> [Records provided]
• • • • •

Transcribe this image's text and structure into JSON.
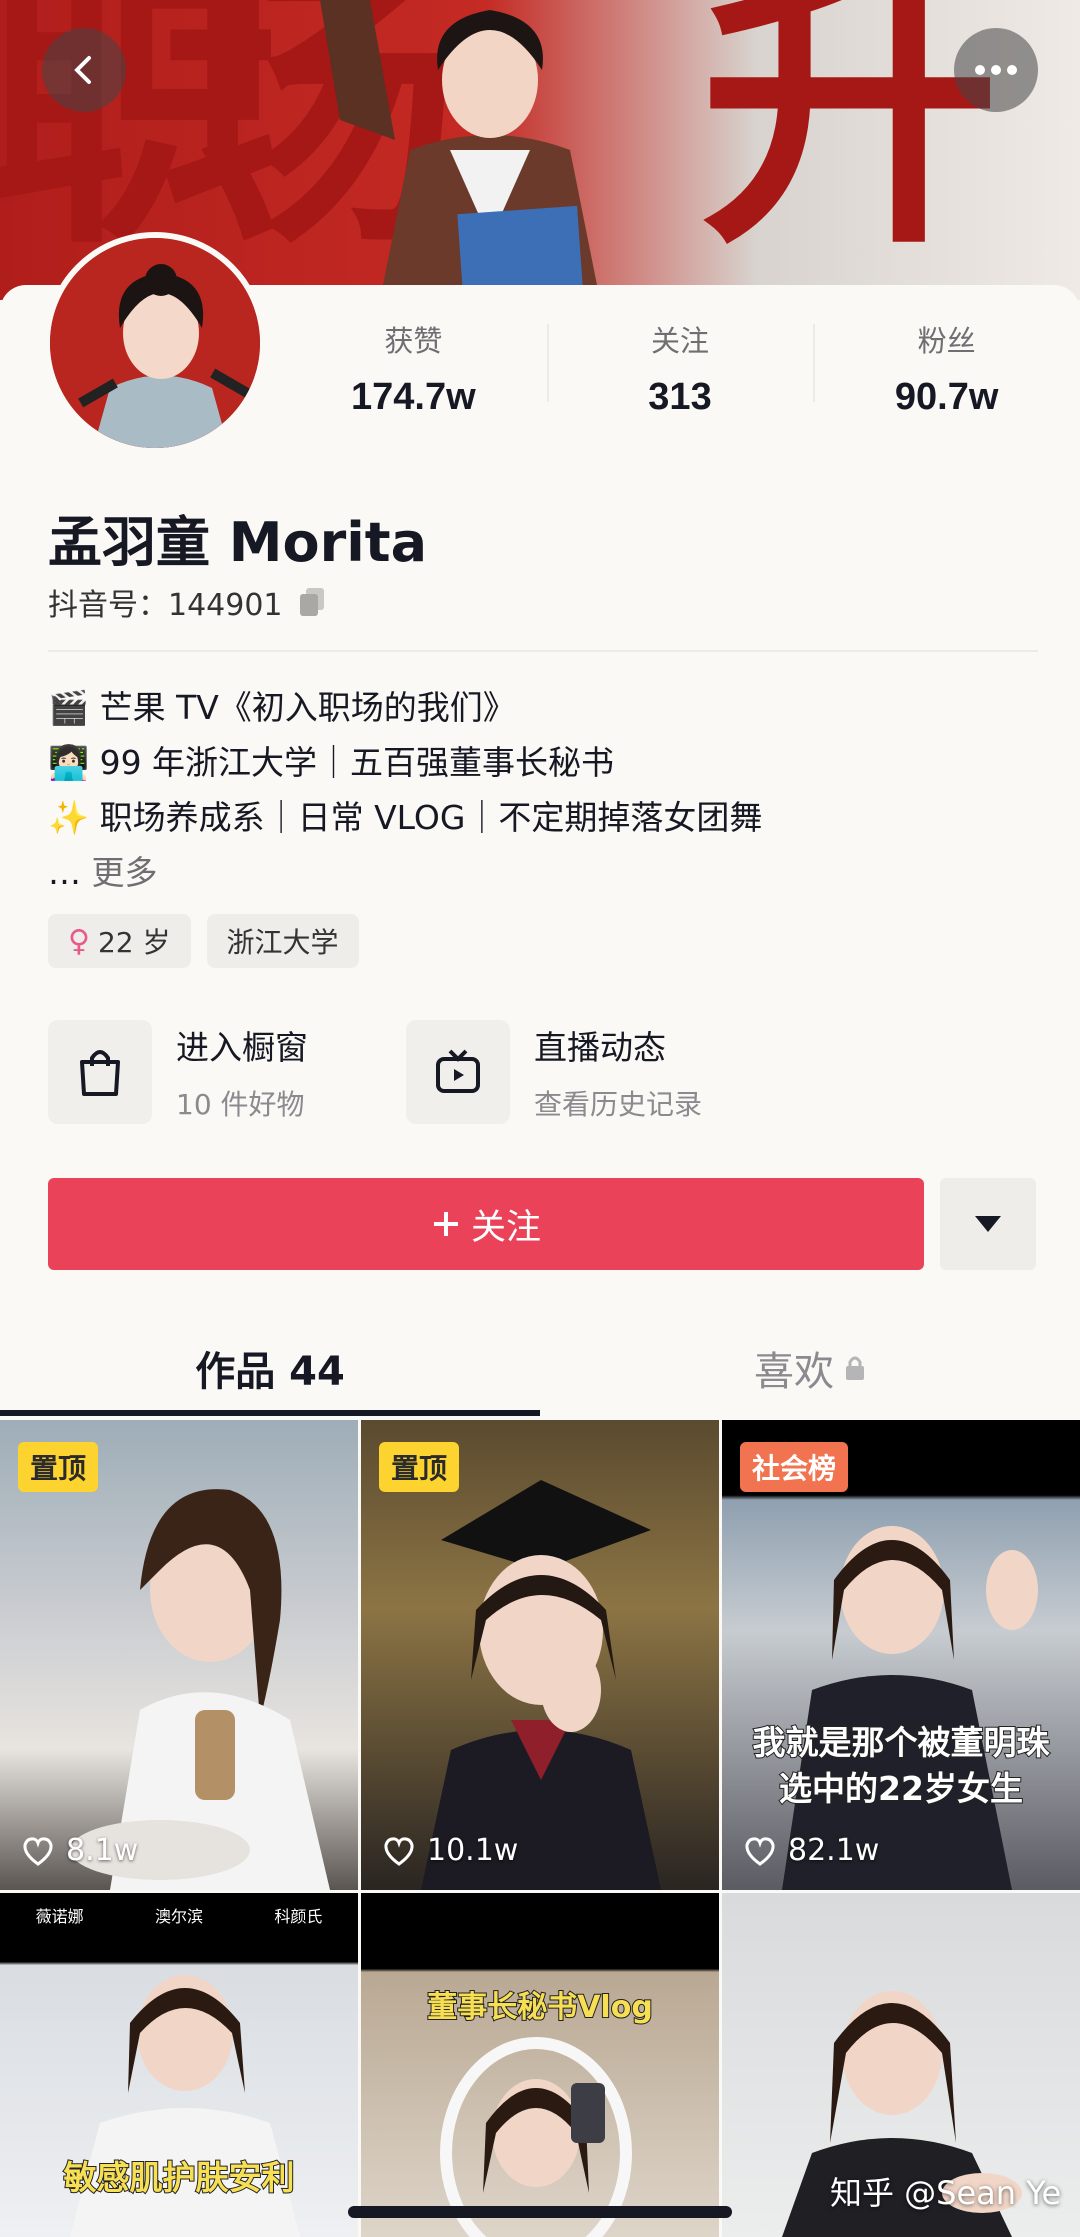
{
  "stats": [
    {
      "label": "获赞",
      "value": "174.7w"
    },
    {
      "label": "关注",
      "value": "313"
    },
    {
      "label": "粉丝",
      "value": "90.7w"
    }
  ],
  "profile": {
    "name": "孟羽童 Morita",
    "douyin_id": "抖音号：144901"
  },
  "bio": {
    "line1": "🎬 芒果 TV《初入职场的我们》",
    "line2": "👩🏻‍💻 99 年浙江大学｜五百强董事长秘书",
    "line3": "✨ 职场养成系｜日常 VLOG｜不定期掉落女团舞",
    "more": "更多"
  },
  "tags": {
    "age": "22 岁",
    "school": "浙江大学"
  },
  "entries": [
    {
      "title": "进入橱窗",
      "sub": "10 件好物"
    },
    {
      "title": "直播动态",
      "sub": "查看历史记录"
    }
  ],
  "follow_label": "关注",
  "tabs": {
    "works": "作品 44",
    "likes": "喜欢"
  },
  "videos": [
    {
      "badge": "置顶",
      "likes": "8.1w"
    },
    {
      "badge": "置顶",
      "likes": "10.1w"
    },
    {
      "badge": "社会榜",
      "likes": "82.1w",
      "caption1": "我就是那个被董明珠",
      "caption2": "选中的22岁女生"
    },
    {
      "caption": "敏感肌护肤安利",
      "topnote": [
        "薇诺娜",
        "澳尔滨",
        "科颜氏"
      ]
    },
    {
      "caption": "董事长秘书Vlog"
    },
    {}
  ],
  "watermark": "知乎 @Sean Ye",
  "colors": {
    "follow": "#ea4359",
    "pin_badge": "#fcd32f",
    "hot_badge": "#f2734f"
  }
}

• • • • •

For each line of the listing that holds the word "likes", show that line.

    "likes": "喜欢"
      "likes": "8.1w"
      "likes": "10.1w"
      "likes": "82.1w",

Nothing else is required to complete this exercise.